No late assignments accepted.
A user interface consultant by the name of Jared Spool, proposes that there are three questions that can be used to identify a successful user interface team:
You are to write a cohesive essay of 2-3 pages that explains why the user experience is a key determinent (though certinly not the only one) of the success of a software development process and how the three different software engineering models -- Waterfall, Spiral, and Agile -- help or hinder these three factors. A quality paper will include references to external sources.
Please submit your essay on Sakai.
If you need resources to remind you of the details of the three models, I recommend the following papers:
Due: Monday, November 25 at 1 pm.
No late assignments accepted. Dr. Brooks will be speaking that day and he is assuming that you have read the book.
Don't be intimidated by the fact that this is a book. It is the easiest technical read you will ever be assigned. It is also available free online. There are two version of the book out there: the original version and the 20th anniversary edition. The first 15 chapters are the original version. The 20th anniversary edition has added chapters 16 through 19 and are definitely worthwhile. Here are two links to copies of the second edition, but you probably can find it in many other formats and locations as well.
This book was written 40 years ago about a project that was run 50 years ago using the waterfall method, yet it is still one of the most widely read software engineering books. You are to write a cohesive essay of 2-3 pages that explains why. More specifically, you are to discuss what are the characteristics that are relevant independent of the software engineering process in use and the types of platforms and users targeted. Recall that Mythical Man-Month was written about mainframe development when only "professionals" used computers. Today we are on a much stronger consumer-based environment and now the cloud. Consider these differences as well as the process differences. You are to justify your answers with specific examples of different processes, platforms, and target audiences.
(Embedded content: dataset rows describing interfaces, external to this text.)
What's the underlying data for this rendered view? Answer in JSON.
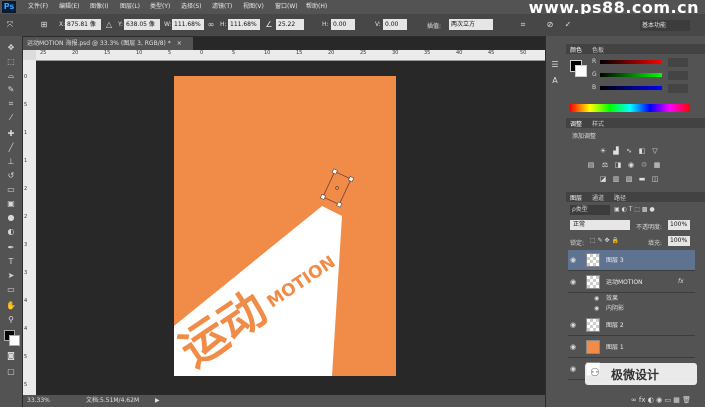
{
  "app": {
    "logo": "Ps",
    "watermark": "www.ps88.com.cn"
  },
  "menu": [
    "文件(F)",
    "编辑(E)",
    "图像(I)",
    "图层(L)",
    "类型(Y)",
    "选择(S)",
    "滤镜(T)",
    "视图(V)",
    "窗口(W)",
    "帮助(H)"
  ],
  "options": {
    "x_label": "X:",
    "x_value": "875.81 像",
    "y_label": "Y:",
    "y_value": "638.05 像",
    "w_label": "W:",
    "w_value": "111.68%",
    "h_label": "H:",
    "h_value": "111.68%",
    "angle_value": "25.22",
    "hskew_label": "H:",
    "hskew_value": "0.00",
    "vskew_label": "V:",
    "vskew_value": "0.00",
    "interp_label": "插值:",
    "interp_value": "两次立方",
    "workspace": "基本功能"
  },
  "document": {
    "tab_title": "运动MOTION 海报.psd @ 33.3% (图层 3, RGB/8) *",
    "ruler_h": [
      "25",
      "20",
      "15",
      "10",
      "5",
      "0",
      "5",
      "10",
      "15",
      "20",
      "25",
      "30",
      "35",
      "40",
      "45",
      "50"
    ],
    "ruler_v": [
      "0",
      "5",
      "1",
      "1",
      "2",
      "2",
      "3",
      "3",
      "4",
      "4",
      "5",
      "5"
    ],
    "poster_color": "#f08c48",
    "poster_text_cn": "运动",
    "poster_text_en": "MOTION"
  },
  "status": {
    "zoom": "33.33%",
    "doc": "文档:5.51M/4.62M"
  },
  "color_panel": {
    "tabs": [
      "颜色",
      "色板"
    ],
    "sliders": [
      "R",
      "G",
      "B"
    ]
  },
  "adjust_panel": {
    "tabs": [
      "调整",
      "样式"
    ],
    "title": "添加调整"
  },
  "layers_panel": {
    "tabs": [
      "图层",
      "通道",
      "路径"
    ],
    "filter_label": "ρ类型",
    "blend_mode": "正常",
    "opacity_label": "不透明度:",
    "opacity_value": "100%",
    "lock_label": "锁定:",
    "fill_label": "填充:",
    "fill_value": "100%",
    "layers": [
      {
        "name": "图层 3",
        "selected": true,
        "thumb": "checker"
      },
      {
        "name": "运动MOTION",
        "selected": false,
        "thumb": "checker",
        "fx": "fx"
      },
      {
        "name": "图层 2",
        "selected": false,
        "thumb": "checker"
      },
      {
        "name": "图层 1",
        "selected": false,
        "thumb": "orange"
      }
    ],
    "effects_label": "效果",
    "effect_inner_shadow": "内阴影"
  },
  "brand_overlay": "极微设计",
  "colors": {
    "bg": "#282828",
    "panel": "#535353",
    "accent_orange": "#f08c48",
    "selected_layer": "#5f7390"
  }
}
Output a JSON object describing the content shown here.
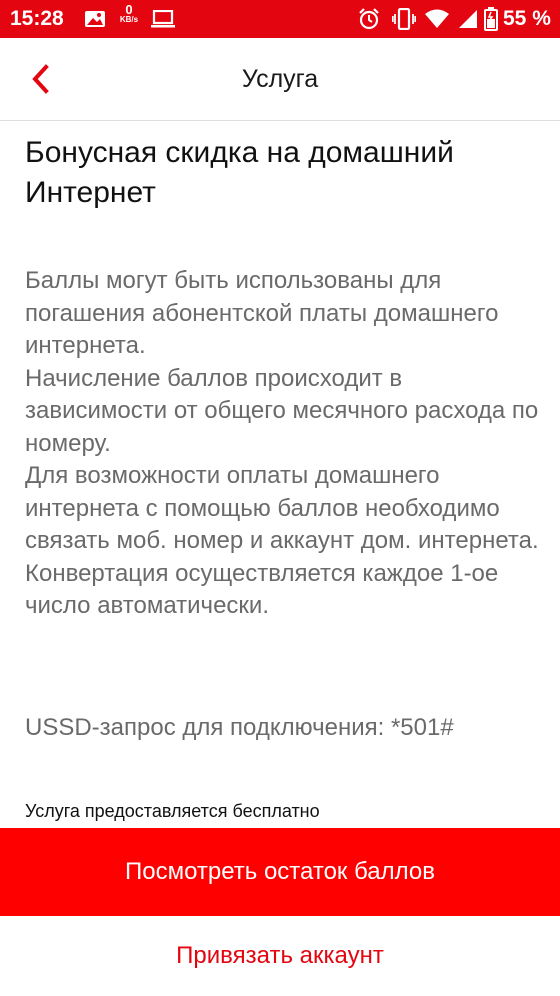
{
  "status_bar": {
    "time": "15:28",
    "speed_value": "0",
    "speed_unit": "KB/s",
    "battery": "55 %",
    "color": "#e30611",
    "icons": [
      "image-icon",
      "network-speed-icon",
      "laptop-icon",
      "alarm-icon",
      "vibrate-icon",
      "wifi-icon",
      "signal-icon",
      "battery-icon"
    ]
  },
  "header": {
    "title": "Услуга",
    "back_icon": "chevron-left-icon"
  },
  "service": {
    "title": "Бонусная скидка на домашний Интернет",
    "description": [
      "Баллы могут быть использованы для погашения абонентской платы домашнего интернета.",
      "Начисление баллов происходит в зависимости от общего месячного расхода по номеру.",
      "Для возможности оплаты домашнего интернета с помощью баллов необходимо связать моб. номер и аккаунт дом. интернета. Конвертация осуществляется каждое 1-ое число автоматически."
    ],
    "ussd": "USSD-запрос для подключения: *501#",
    "price_note": "Услуга предоставляется бесплатно"
  },
  "actions": {
    "primary_label": "Посмотреть остаток баллов",
    "secondary_label": "Привязать аккаунт",
    "accent": "#e30611",
    "button_color": "#ff0000"
  }
}
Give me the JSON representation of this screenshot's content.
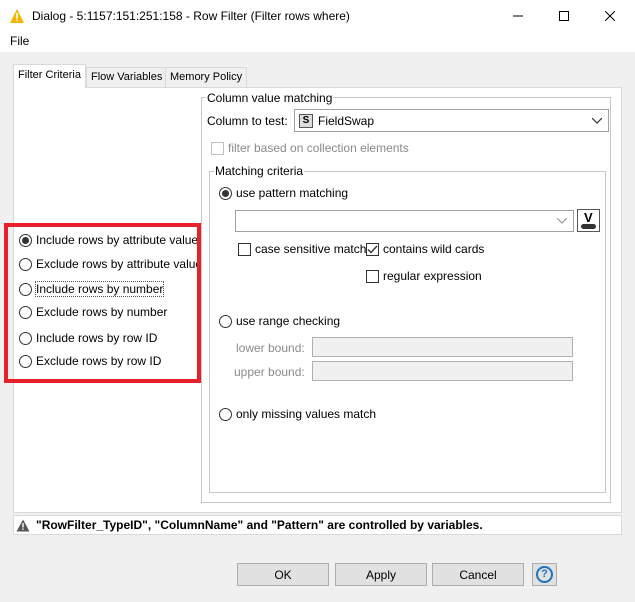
{
  "window": {
    "title": "Dialog - 5:1157:151:251:158 - Row Filter (Filter rows where)"
  },
  "menu": {
    "file": "File"
  },
  "tabs": [
    {
      "label": "Filter Criteria",
      "selected": true
    },
    {
      "label": "Flow Variables",
      "selected": false
    },
    {
      "label": "Memory Policy",
      "selected": false
    }
  ],
  "filter_options": [
    {
      "label": "Include rows by attribute value",
      "selected": true
    },
    {
      "label": "Exclude rows by attribute value",
      "selected": false
    },
    {
      "label": "Include rows by number",
      "selected": false
    },
    {
      "label": "Exclude rows by number",
      "selected": false
    },
    {
      "label": "Include rows by row ID",
      "selected": false
    },
    {
      "label": "Exclude rows by row ID",
      "selected": false
    }
  ],
  "column_matching": {
    "legend": "Column value matching",
    "column_label": "Column to test:",
    "column_type_badge": "S",
    "column_value": "FieldSwap",
    "collection_label": "filter based on collection elements"
  },
  "matching_criteria": {
    "legend": "Matching criteria",
    "pattern_label": "use pattern matching",
    "pattern_value": "",
    "flow_var_badge": "V",
    "case_sensitive": "case sensitive match",
    "wild_cards": "contains wild cards",
    "regex": "regular expression",
    "range_label": "use range checking",
    "lower_bound": "lower bound:",
    "upper_bound": "upper bound:",
    "missing_label": "only missing values match"
  },
  "status_message": "\"RowFilter_TypeID\", \"ColumnName\" and \"Pattern\" are controlled by variables.",
  "buttons": {
    "ok": "OK",
    "apply": "Apply",
    "cancel": "Cancel",
    "help": "?"
  },
  "colors": {
    "highlight_border": "#e8202a",
    "title_icon": "#f5b400"
  }
}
If you choose to read what others have said, you are welcome to do so, but you must reference them properly. If you are giving someone else's views, credit them.
Please submit your essay on Sakai.